The title of this blog is one of many phrases I got sick of hearing while attending the Adobe MAX conference in Chicago earlier this month. Others included "integration" (mixed with a variety of other words), "client-side," "runtime," and "Adobe is the king of the world." Okay, I didn't actually hear that last one, but that was the general point of the conference, so I "sensed" it enough. In fact, many of the workshops and lectures I attended seemed to offer more of that sentiment than actual "information," but some of them offered some new tricks and tips that I have been able to use in my job and my creative life.
One of several Adobe pep rallies- this one was the unveiling of new products to the crowd of eager geeks (of which I was one- when I learned that Flash may start "integrating" inverse kinematics tools in their product, the animation nerd in me got all choked up).
I got so bored in one of my morning workshops that I encrypted my notes to keep from dozing off:
I also got a little sick of filling out surveys every half hour (that is NOT an exaggeration) and eating potatoes. The potato thing got so bad that one of the parties featured potatoes in a martini glass. Them's fancy taters!
To be fair, I won a great book on Flash video and learned how to shave time off of some of my projects. Mostly, though, I just received confirmation that I do things right. Oh, and I also got to attend an over-the-top party, the theme of which, from what I could gather, was "80's pop/geek culture and stuff that makes you go, 'oh yeah, I remember that!'"
BMX bikers and skateboarders show the crowd what can be done when you are not sitting in front of a computer all day:
A giant game of "Operation" (oh yeah, I remember that!):
And these (things are cooler when they are big): Remember this movie (I was deemed too intoxicated to go back to the future)? And the Fusion engine from the sequel (beer make car go fast): This conference really was just kind of over-the-top for the most part. The conference center employees revealed to me that it cost half a million dollars just to unveil the new products to the crowd- I can't imagine how much the party cost. Shareholders take note.
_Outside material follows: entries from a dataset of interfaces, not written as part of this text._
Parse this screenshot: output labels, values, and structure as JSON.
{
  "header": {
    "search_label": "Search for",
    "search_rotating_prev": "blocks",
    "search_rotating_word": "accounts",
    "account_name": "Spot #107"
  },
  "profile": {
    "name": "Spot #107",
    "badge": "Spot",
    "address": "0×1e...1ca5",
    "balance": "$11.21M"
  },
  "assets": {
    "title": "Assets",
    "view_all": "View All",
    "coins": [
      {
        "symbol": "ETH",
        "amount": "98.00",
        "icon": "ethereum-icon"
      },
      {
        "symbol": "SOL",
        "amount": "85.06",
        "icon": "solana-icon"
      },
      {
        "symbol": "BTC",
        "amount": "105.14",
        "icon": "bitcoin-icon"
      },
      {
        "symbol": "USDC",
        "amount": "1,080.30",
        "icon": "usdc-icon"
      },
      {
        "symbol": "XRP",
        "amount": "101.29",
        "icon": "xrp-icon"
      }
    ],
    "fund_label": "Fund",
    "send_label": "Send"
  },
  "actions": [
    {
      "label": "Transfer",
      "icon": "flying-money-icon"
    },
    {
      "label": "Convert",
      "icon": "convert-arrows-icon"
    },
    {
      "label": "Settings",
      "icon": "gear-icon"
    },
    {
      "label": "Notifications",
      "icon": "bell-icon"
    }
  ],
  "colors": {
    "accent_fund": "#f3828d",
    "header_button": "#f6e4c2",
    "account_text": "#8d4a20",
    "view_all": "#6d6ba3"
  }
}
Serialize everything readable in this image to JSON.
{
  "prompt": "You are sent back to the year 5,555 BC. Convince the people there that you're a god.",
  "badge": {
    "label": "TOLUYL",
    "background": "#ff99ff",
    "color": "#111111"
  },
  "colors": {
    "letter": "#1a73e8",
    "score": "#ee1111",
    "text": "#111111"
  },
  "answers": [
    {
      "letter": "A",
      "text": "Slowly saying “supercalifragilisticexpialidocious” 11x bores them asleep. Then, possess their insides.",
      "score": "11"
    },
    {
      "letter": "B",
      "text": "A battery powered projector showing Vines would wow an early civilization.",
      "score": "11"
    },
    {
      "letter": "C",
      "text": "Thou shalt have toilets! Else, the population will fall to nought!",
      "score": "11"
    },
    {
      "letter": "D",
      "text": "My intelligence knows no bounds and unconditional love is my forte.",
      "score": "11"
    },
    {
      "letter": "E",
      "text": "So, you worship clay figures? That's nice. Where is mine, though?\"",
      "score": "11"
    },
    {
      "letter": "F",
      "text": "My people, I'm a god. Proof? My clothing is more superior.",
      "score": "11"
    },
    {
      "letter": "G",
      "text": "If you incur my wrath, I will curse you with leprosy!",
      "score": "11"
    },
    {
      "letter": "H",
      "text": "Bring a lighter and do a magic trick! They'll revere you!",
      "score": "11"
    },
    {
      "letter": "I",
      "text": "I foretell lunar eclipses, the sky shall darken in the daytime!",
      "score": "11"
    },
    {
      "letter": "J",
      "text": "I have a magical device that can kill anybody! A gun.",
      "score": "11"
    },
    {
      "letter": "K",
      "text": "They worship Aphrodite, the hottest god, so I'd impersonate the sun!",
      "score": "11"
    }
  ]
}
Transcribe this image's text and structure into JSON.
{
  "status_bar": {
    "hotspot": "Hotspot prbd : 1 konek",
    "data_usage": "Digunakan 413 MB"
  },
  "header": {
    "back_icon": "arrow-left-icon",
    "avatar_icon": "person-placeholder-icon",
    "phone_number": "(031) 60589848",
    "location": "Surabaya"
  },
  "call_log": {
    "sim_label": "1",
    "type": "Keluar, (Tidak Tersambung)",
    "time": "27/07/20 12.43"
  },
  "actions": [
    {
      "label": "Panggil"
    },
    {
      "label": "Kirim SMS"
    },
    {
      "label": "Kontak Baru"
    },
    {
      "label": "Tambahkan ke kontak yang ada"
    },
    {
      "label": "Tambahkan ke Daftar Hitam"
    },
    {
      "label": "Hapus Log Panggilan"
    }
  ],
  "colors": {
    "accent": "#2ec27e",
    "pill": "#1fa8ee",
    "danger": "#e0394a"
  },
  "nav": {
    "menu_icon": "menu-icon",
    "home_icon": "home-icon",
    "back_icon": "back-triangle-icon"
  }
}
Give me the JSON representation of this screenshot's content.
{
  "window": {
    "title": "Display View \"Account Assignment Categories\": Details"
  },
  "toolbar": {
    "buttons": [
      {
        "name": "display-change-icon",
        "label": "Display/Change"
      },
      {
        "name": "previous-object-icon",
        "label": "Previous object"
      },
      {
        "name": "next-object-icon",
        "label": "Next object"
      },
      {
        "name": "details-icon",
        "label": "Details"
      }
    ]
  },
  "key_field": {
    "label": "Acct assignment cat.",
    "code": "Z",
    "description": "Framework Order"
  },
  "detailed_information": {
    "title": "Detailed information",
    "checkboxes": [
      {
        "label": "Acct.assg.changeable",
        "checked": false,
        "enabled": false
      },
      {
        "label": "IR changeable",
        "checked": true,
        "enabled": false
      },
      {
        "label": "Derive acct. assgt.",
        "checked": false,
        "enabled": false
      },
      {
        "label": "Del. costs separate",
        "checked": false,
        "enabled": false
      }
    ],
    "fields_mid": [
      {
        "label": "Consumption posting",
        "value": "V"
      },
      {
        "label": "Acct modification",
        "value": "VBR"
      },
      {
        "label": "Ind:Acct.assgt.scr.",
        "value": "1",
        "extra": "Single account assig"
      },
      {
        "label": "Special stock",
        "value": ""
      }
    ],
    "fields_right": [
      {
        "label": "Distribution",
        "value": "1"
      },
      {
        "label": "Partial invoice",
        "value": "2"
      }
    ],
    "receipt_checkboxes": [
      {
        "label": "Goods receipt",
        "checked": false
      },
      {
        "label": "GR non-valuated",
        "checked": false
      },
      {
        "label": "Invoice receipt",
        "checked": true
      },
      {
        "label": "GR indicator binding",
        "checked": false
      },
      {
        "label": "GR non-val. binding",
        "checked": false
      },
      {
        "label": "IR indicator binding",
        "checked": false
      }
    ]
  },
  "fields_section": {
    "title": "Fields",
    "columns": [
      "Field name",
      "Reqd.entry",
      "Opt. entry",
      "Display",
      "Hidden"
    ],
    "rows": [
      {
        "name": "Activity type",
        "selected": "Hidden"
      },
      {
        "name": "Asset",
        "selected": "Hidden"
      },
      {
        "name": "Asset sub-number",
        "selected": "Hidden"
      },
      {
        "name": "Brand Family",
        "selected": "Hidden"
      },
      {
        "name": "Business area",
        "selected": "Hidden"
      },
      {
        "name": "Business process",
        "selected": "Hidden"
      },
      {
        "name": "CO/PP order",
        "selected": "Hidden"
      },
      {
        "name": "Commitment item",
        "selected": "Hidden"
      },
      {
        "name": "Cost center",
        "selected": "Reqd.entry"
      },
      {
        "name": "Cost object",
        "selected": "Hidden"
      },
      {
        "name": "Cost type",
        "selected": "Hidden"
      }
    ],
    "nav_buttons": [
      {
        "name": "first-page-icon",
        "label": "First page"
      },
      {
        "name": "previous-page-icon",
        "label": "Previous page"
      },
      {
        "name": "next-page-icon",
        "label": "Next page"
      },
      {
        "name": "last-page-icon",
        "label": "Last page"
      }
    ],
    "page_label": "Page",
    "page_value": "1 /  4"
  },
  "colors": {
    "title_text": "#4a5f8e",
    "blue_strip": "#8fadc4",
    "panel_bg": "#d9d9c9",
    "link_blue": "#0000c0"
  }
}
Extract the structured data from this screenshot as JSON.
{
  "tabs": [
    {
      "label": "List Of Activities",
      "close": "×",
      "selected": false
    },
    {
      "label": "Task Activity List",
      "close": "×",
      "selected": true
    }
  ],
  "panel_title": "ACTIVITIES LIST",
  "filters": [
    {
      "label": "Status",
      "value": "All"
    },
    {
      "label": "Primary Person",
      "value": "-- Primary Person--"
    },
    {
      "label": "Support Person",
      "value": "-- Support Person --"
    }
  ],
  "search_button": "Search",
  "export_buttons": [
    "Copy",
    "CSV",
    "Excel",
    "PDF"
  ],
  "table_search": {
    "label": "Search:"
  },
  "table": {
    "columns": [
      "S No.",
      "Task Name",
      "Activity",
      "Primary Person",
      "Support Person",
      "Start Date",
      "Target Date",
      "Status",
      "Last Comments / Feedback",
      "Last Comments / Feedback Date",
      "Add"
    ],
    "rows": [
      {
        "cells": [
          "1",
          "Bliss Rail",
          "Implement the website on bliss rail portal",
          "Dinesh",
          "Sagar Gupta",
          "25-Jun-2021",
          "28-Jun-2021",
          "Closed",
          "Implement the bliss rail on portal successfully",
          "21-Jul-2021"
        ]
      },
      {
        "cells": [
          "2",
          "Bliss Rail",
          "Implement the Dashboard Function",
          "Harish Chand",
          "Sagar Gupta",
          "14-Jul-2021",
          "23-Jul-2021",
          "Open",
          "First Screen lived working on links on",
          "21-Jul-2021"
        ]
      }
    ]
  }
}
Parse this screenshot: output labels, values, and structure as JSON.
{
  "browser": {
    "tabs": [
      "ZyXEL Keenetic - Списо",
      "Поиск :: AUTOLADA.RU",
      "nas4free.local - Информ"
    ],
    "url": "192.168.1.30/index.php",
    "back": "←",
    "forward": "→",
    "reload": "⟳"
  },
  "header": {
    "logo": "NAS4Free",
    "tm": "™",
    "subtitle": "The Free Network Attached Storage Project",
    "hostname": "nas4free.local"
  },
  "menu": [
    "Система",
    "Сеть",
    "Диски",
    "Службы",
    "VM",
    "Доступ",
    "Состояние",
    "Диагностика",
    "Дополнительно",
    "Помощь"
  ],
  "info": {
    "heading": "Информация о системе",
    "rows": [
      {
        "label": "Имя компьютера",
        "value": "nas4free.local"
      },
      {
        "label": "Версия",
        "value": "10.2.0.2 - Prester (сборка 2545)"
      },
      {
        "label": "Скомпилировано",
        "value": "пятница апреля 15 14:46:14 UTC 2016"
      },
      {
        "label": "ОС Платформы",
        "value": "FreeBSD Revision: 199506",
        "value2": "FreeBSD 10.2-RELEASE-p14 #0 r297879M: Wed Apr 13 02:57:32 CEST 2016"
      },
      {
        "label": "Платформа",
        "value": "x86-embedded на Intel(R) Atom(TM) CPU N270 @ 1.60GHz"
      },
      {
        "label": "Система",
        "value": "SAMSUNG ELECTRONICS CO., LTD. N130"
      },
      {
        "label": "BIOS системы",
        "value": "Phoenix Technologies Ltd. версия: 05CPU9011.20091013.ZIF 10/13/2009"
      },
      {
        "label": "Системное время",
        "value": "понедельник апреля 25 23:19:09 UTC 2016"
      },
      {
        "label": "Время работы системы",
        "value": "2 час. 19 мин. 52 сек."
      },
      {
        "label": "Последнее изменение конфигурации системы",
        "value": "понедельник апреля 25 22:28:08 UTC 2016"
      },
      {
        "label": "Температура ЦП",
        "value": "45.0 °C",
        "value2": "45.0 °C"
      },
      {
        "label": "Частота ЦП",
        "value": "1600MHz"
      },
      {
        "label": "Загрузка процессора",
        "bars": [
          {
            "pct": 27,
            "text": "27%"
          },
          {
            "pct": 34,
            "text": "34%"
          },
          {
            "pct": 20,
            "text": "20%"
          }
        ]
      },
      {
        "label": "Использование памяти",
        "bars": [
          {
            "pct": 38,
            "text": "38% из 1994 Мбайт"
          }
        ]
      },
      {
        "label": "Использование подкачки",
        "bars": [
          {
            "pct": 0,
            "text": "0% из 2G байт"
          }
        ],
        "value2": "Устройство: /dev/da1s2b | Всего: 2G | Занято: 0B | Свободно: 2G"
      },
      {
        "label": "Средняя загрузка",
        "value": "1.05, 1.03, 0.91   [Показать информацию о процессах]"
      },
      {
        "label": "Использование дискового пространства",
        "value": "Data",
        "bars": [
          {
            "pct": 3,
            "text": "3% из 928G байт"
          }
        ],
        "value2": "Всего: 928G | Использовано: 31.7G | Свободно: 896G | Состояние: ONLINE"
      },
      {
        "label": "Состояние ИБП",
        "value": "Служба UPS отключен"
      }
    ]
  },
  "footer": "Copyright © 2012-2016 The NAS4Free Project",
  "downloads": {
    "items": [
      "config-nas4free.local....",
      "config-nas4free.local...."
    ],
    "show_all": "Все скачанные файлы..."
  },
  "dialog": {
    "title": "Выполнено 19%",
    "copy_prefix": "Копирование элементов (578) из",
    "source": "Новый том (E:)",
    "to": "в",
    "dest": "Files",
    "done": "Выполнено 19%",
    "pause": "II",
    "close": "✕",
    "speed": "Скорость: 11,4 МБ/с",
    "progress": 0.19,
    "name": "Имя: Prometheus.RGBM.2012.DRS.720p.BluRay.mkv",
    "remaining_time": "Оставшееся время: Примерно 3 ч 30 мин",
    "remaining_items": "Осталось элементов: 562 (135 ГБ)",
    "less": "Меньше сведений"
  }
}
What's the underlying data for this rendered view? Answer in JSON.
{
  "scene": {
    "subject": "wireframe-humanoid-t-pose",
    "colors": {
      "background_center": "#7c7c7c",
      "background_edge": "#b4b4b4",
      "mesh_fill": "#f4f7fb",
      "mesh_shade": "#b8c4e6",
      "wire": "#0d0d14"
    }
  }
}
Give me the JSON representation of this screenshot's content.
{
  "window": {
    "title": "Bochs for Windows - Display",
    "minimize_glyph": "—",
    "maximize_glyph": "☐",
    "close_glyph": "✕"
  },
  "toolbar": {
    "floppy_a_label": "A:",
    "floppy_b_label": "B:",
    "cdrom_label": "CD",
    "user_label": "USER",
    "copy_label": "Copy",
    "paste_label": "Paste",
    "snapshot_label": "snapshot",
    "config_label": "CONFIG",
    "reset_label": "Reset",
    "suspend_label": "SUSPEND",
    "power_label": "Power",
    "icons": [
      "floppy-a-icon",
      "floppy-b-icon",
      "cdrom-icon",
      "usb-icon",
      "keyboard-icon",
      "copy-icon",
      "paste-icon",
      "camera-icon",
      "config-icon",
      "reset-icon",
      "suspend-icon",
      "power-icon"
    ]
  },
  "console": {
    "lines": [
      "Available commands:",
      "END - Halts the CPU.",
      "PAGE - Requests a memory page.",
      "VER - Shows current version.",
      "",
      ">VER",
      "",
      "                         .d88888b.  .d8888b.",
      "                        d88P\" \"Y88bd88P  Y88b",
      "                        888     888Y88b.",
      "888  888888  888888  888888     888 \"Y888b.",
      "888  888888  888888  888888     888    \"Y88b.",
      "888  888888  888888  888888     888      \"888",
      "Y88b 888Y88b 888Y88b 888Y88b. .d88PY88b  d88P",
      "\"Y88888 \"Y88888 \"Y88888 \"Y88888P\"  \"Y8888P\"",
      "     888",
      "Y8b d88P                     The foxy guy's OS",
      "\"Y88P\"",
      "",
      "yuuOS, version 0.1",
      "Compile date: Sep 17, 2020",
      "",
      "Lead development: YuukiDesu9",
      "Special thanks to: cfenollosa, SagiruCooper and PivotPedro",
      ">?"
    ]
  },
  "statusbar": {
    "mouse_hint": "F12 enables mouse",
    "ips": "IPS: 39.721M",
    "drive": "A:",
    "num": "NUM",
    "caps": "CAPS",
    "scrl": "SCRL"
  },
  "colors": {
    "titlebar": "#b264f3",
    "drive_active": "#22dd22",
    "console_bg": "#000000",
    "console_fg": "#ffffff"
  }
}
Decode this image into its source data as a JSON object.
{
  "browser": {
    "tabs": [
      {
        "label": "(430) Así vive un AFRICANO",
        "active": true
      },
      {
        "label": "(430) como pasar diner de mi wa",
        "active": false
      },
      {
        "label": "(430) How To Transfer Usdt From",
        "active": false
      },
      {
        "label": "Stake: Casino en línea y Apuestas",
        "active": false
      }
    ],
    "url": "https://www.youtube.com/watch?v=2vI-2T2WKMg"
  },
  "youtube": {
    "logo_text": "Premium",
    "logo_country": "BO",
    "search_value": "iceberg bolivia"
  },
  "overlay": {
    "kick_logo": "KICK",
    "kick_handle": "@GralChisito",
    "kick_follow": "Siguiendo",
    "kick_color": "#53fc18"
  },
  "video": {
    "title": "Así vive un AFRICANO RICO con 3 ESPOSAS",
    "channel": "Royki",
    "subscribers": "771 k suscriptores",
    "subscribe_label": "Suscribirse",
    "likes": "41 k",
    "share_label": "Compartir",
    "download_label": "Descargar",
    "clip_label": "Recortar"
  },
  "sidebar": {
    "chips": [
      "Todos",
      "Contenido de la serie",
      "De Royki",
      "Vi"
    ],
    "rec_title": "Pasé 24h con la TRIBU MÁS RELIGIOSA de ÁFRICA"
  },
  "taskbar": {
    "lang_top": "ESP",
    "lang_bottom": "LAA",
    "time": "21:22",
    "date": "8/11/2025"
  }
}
Ahem.
I had fun, though:
This was a huge virtual graffiti wall connected to Wii remotes. You worked with another player to create your wall and then a picture of the wall was sent to flickr. But I took my own picture: